Sometimes, along the way, parents worry whether their youngster’s worries are just a passing dark cloud or something they should act upon.
It can be hard to know. Moms and Dads don’t want to overreact to their child’s emotional state, which can change like the weather in Washington. On the other hand, underreacting can be a mistake too! OMG! What’s a parent to do?
Many childhood concerns are developmental. It’s quite normal for young children (1-4 years old) to have periods where they may become very distressed when their parent leaves, or when they are dropped off somewhere.
The intensity of their reaction can be upsetting. Sometimes these episodes can be exacerbated by lack of parental consistency, a sudden disappearance of a parent (illness, long business trip, etc.), a geographic move, fatigue, or tension on the home front. These abrupt events can set off a spell of separation anxiety. What might be just a passing rain shower turns into a mighty thunderstorm!
Like many childhood behavioral storms, this too will pass.
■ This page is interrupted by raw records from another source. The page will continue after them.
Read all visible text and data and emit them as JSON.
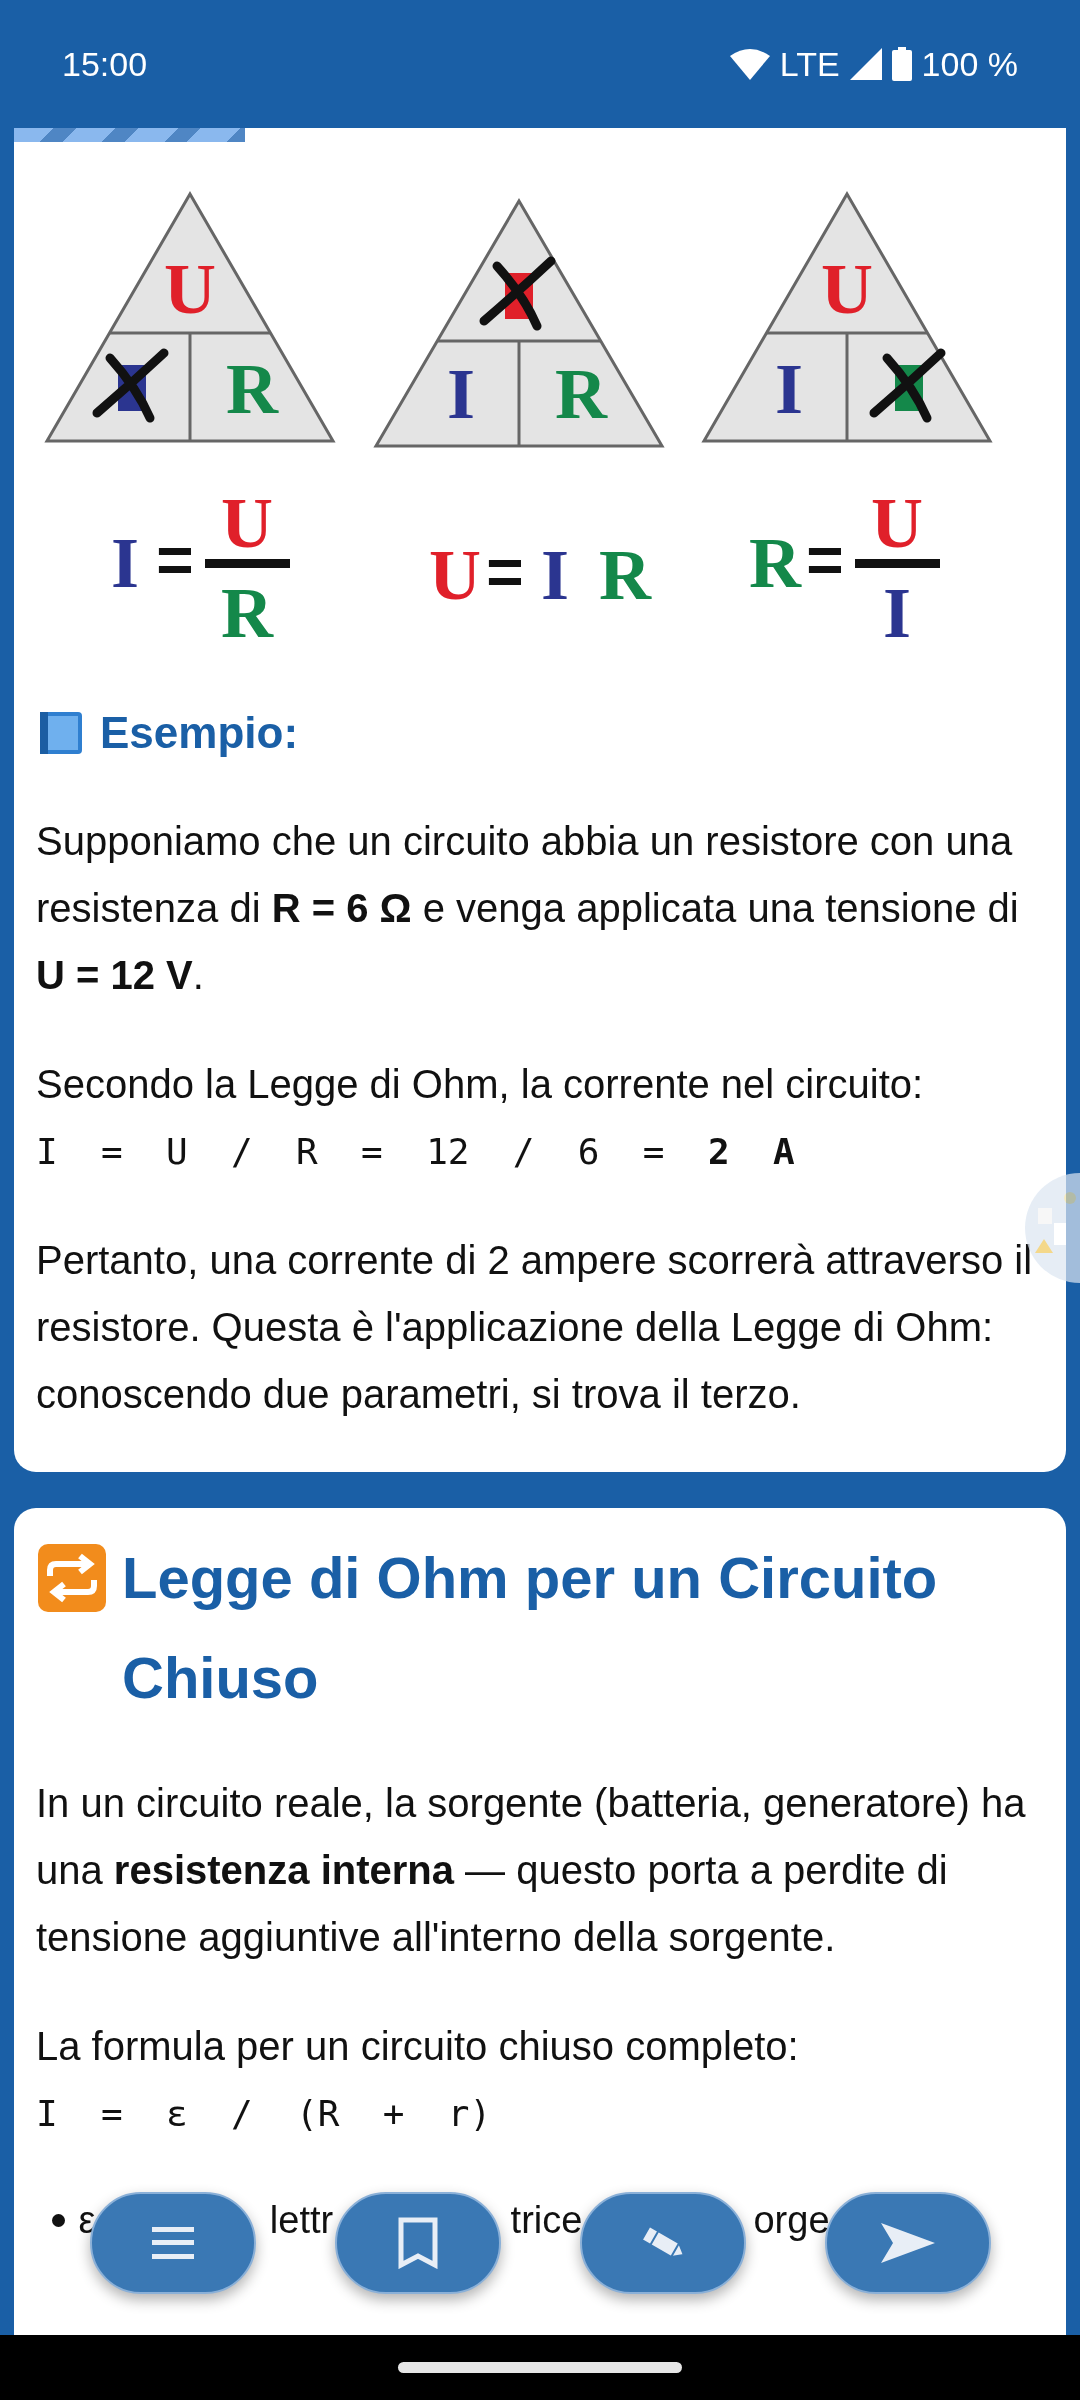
{
  "status_bar": {
    "time": "15:00",
    "network": "LTE",
    "battery": "100 %"
  },
  "card_1": {
    "diagram": {
      "triangles": [
        {
          "cells": [
            {
              "text": "U",
              "color": "#e0202a",
              "crossed": false
            },
            {
              "color": "#2b3590",
              "crossed": true
            },
            {
              "text": "R",
              "color": "#14884a",
              "crossed": false
            }
          ]
        },
        {
          "cells": [
            {
              "color": "#e0202a",
              "crossed": true
            },
            {
              "text": "I",
              "color": "#2b3590",
              "crossed": false
            },
            {
              "text": "R",
              "color": "#14884a",
              "crossed": false
            }
          ]
        },
        {
          "cells": [
            {
              "text": "U",
              "color": "#e0202a",
              "crossed": false
            },
            {
              "text": "I",
              "color": "#2b3590",
              "crossed": false
            },
            {
              "color": "#14884a",
              "crossed": true
            }
          ]
        }
      ],
      "formulas": [
        {
          "kind": "fraction",
          "lhs": {
            "text": "I",
            "color": "#2b3590"
          },
          "eq": "=",
          "num": {
            "text": "U",
            "color": "#e0202a"
          },
          "den": {
            "text": "R",
            "color": "#14884a"
          }
        },
        {
          "kind": "product",
          "lhs": {
            "text": "U",
            "color": "#e0202a"
          },
          "eq": "=",
          "terms": [
            {
              "text": "I",
              "color": "#2b3590"
            },
            {
              "text": "R",
              "color": "#14884a"
            }
          ]
        },
        {
          "kind": "fraction",
          "lhs": {
            "text": "R",
            "color": "#14884a"
          },
          "eq": "=",
          "num": {
            "text": "U",
            "color": "#e0202a"
          },
          "den": {
            "text": "I",
            "color": "#2b3590"
          }
        }
      ]
    },
    "heading": "Esempio:",
    "blocks": [
      {
        "kind": "paragraph",
        "text": "Supponiamo che un circuito abbia un resistore con una resistenza di **R = 6 Ω** e venga applicata una tensione di **U = 12 V**."
      },
      {
        "kind": "paragraph",
        "text": "Secondo la Legge di Ohm, la corrente nel circuito:"
      },
      {
        "kind": "code",
        "text": "I = U / R = 12 / 6 = **2 A**"
      },
      {
        "kind": "paragraph",
        "text": "Pertanto, una corrente di 2 ampere scorrerà attraverso il resistore. Questa è l'applicazione della Legge di Ohm: conoscendo due parametri, si trova il terzo."
      }
    ]
  },
  "card_2": {
    "heading": "Legge di Ohm per un Circuito Chiuso",
    "blocks": [
      {
        "kind": "paragraph",
        "text": "In un circuito reale, la sorgente (batteria, generatore) ha una **resistenza interna** — questo porta a perdite di tensione aggiuntive all'interno della sorgente."
      },
      {
        "kind": "paragraph",
        "text": "La formula per un circuito chiuso completo:"
      },
      {
        "kind": "code",
        "text": "I = ε / (R + r)"
      },
      {
        "kind": "bullet",
        "fragments": [
          "ε",
          "lettr",
          "trice",
          "orge"
        ]
      }
    ]
  },
  "action_buttons": [
    {
      "kind": "menu"
    },
    {
      "kind": "bookmark"
    },
    {
      "kind": "edit"
    },
    {
      "kind": "send"
    }
  ]
}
It’s important not to make too much fuss over their behavior. Gentle reassurance but firm limits are required. Don’t give in to their demands! I remember when my kids went to kindergarten (they had been in pre-school from an early age) and didn’t understand why so many children were crying when their moms dropped them off! Kindergarten and first grade teachers shoo the parents away. They know that once they leave, the kids will quickly settle down. There are also periods of “developmental instability” when children are incorporating new skills, abilities, and capacities. These periods can result in an outbreak of troublesome behavior. Ages three, six, nine, and early adolescence can be unstable times for children. The behavioral lightening during these ages can come and go quickly, and without much warning.
If you give into your child’s demands that you stay with them, you may be reinforcing their fear of separation. After all, maybe you’re sticking around for a good reason! Maybe there is something to be afraid of after all.
Sometimes, these episodes of anxiety can morph into full-fledged phobias. Fear of the dark, going to sleep, being alone at all, or other specific fears (My oldest daughter went through a phase where she cried whenever she saw a clown. My youngest daughter was fearful of dogs for several months). Generally, if parents don’t make too much of these fears, they will fade away on their own.
Parents should be concerned when these fears intensify, last more than a couple of months at the longest, and begin to interfere with normal functioning. Generally, in the early stages of these fears, child health care providers will tell you “not to worry” and “this too will pass”. Ninety percent of the time they are right! But sometimes, these concerns merit further evaluation. This can be a sign that your youngster is absorbing other family concerns (financial problems, marital problems, etc.). Children are emotional sponges. They soak up everything around them—positive or negative.
If their anxieties persist, consult with a child mental health provider. They can listen to your story, eyeball your child, and tell you whether some further help is required. Frequently, we will tell you “wait a little longer and don’t react strongly to her behavior”. But other times, we will recommend some short-term therapy, depending on the nature of the problem.
Some hints for separation anxiety:
- Give your young child lots of opportunities to be with other caregivers for short periods of time. Help them get used to leave-taking.
- Develop a goodbye ritual. A hug, a kiss, a familiar line, a song, and a pat on the back. Rituals are familiar and reassuring.
- Leave without much fanfare. Staying calm is very important. Remember your child will absorb your emotional state.
How have you handled these concerns with your child?